Return the records that follow unaltered. Omit every picture.

-- Opening Marker --

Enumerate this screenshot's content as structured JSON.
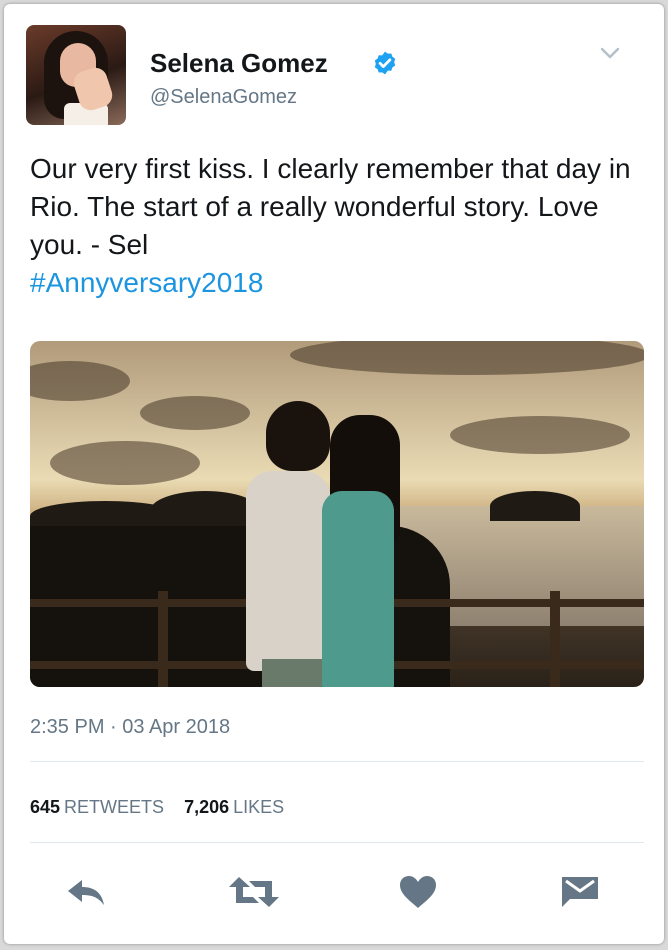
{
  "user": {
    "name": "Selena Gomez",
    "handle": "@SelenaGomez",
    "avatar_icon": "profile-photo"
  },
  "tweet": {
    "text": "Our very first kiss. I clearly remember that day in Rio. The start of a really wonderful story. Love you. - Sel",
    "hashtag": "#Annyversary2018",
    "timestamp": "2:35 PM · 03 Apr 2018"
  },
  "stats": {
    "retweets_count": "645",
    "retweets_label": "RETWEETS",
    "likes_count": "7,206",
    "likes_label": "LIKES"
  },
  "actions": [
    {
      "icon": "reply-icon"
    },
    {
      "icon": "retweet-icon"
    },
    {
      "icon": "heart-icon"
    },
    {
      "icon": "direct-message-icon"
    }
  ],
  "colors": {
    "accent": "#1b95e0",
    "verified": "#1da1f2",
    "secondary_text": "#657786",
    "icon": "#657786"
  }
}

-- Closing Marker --

> _Your solution_:
Enumerate this screenshot's content as structured JSON.
{
  "user": {
    "name": "Selena Gomez",
    "handle": "@SelenaGomez",
    "avatar_icon": "profile-photo"
  },
  "tweet": {
    "text": "Our very first kiss. I clearly remember that day in Rio. The start of a really wonderful story. Love you. - Sel",
    "hashtag": "#Annyversary2018",
    "timestamp": "2:35 PM · 03 Apr 2018"
  },
  "stats": {
    "retweets_count": "645",
    "retweets_label": "RETWEETS",
    "likes_count": "7,206",
    "likes_label": "LIKES"
  },
  "actions": [
    {
      "icon": "reply-icon"
    },
    {
      "icon": "retweet-icon"
    },
    {
      "icon": "heart-icon"
    },
    {
      "icon": "direct-message-icon"
    }
  ],
  "colors": {
    "accent": "#1b95e0",
    "verified": "#1da1f2",
    "secondary_text": "#657786",
    "icon": "#657786"
  }
}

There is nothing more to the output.